Construction on a new, long-awaited Sutherland Bridge is scheduled to begin this year, leading the list of projects on the one-year plans of the Lincoln County Roads Department.

Also, the resurfacing of Prairie Trace Road, a 17-mile-long blacktop road that runs north from the bridge to the McPherson County line, is high on the list of improvements, Road Superintendent Carla O’Dell told the county commissioners Monday.

O’Dell said the construction engineers for the bridge, Miller and Associates of Kearney, are waiting on information from the Army Corps of Engineers but planning to make the new bridge happen this year.

The one-lane bridge crosses the North Platte River. It is 106-years-old this year. Replacing it has been tentatively planned for more than 30 years.

Prairie Trace Road heads north, winding through the sandhills. It is badly in need of repairs. O’Dell said later that construction dates are not set yet and it remains to be seen which project will be completed first, the bridge or Prairie Trace Rd.  

The new bridge relies on state and federal cost-share funds. The project moved to the top of the state funding list seven years ago, but the Missouri River flooded, and money had to be reallocated to a bridge that washed out in eastern Nebraska.

Since then, it’s been a slow climb back for the Sutherland project to reach the top of the list.

Sutherland’s one-lane bridge serves about 200,000 acres in western Lincoln County and McPherson County. Farmers with wide equipment must drive 20 miles out of their way to get from one side of the river to the other because the bridge is so narrow.

Some mornings, fog above the river is so heavy that a motorist on one end of the bridge can’t see the other end, so two vehicles can start down the one-lane bridge at the same time. Conflicts are inevitable and wrecks are likely, residents say.

School buses cross the bridge twice a day, Sutherland school board member Tory Copeland told the commissioners.

Also, the bridge’s posted load rating is now 5 tons, hardly enough to support a loaded pickup and trailer, let alone semi-trucks.

The bridge opened in 1915, after “the Nebraska Legislature decided Henry Ford’s invention was here to stay in 1910,” Sutherland Village Board Trustee Ken Main told the county commissioners in 2018. Area residents came up half the money that was needed and the state paid the other half.

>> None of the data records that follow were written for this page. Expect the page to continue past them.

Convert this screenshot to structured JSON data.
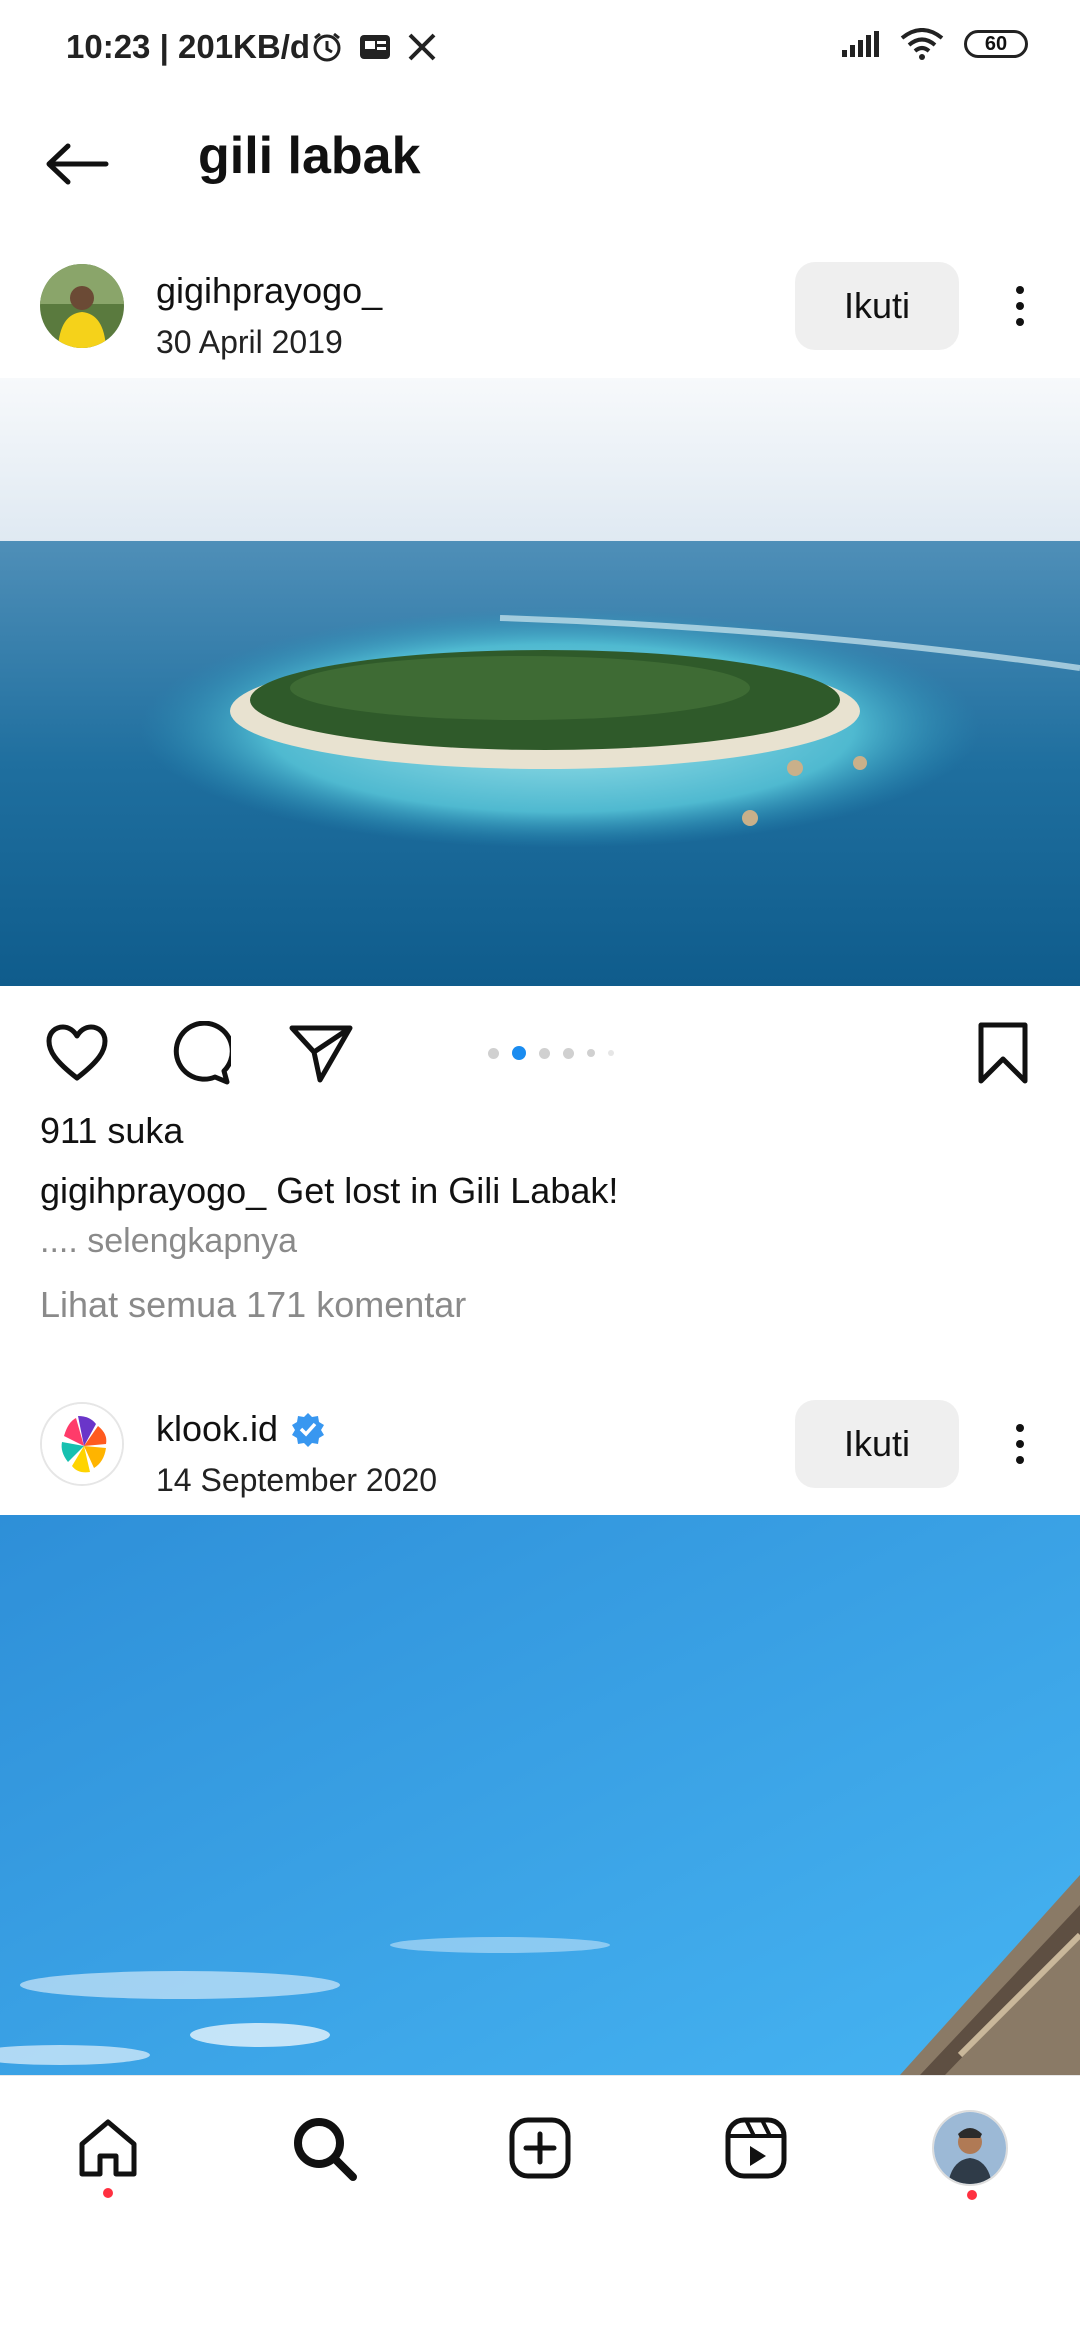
{
  "status_bar": {
    "time": "10:23",
    "speed": "201KB/d",
    "battery": "60"
  },
  "header": {
    "title": "gili labak"
  },
  "posts": [
    {
      "username": "gigihprayogo_",
      "date": "30 April 2019",
      "follow_label": "Ikuti",
      "likes": "911 suka",
      "caption_user": "gigihprayogo_",
      "caption_text": "Get lost in Gili Labak!",
      "more_label": ".... selengkapnya",
      "comments_label": "Lihat semua 171 komentar",
      "carousel_count": 6,
      "carousel_active": 2
    },
    {
      "username": "klook.id",
      "verified": true,
      "date": "14 September 2020",
      "follow_label": "Ikuti"
    }
  ],
  "bottom_nav": {
    "items": [
      "home",
      "search",
      "create",
      "reels",
      "profile"
    ]
  },
  "colors": {
    "accent": "#1a8cf0",
    "notification": "#ff3040",
    "follow_bg": "#efefef"
  }
}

The bridge is said to be the best example of the cost-share program that built 77 bridges in Nebraska between 1912-36. Of all those, the Sutherland Bridge is the only intact example of the concrete arch construction that was used in 1910-20, according to the Nebraska Historical Society.

In all, O’Dell has 13 other road projects on the one-year plan. They are:

• Eshleman Rd. – 2” maintenance overlay for 0.74 miles from Hall School Road to the end of the pavement.

• Snake Rd. – grading, draining and stabilization of 2 miles.

• O’Fallon Rd. – Replacing the structurally deficient bridge with culverts.

• Wells Rd. – Removing a wooden bridge and replacing with a culvert.

• Ingham Rd. – Replacing bridge with culverts, 0.4 miles east of Snell Rd.

• Callahan Rd. – Replace wood bridge with culvert, a half mile NW of Gilman Rd.

• Sarben Rd. – Replacing bridge guardrail.

• Sandhills Rd. – grading, drainage and stabilization of 9 miles of road from Barrett Subdivision north to the county line.

• Range Rd. – 2” overlay for one mile from U.S. Highway 30 north to Platte Valley Rd.

• Lake Maloney – 2” overlay of roads around Lake Maloney, consisting of about 7.6 miles.

• Dairy Rd. and Old Highway 83 intersection – Re-shaping the intersection and shaving the hill south of the intersection.

• Stark Rd. – Replace bridge with culvert.

• N. Cattle Growers Rd. – Drainage, stabilization and capping with granite of the last mile of Cattle Growers to the county line.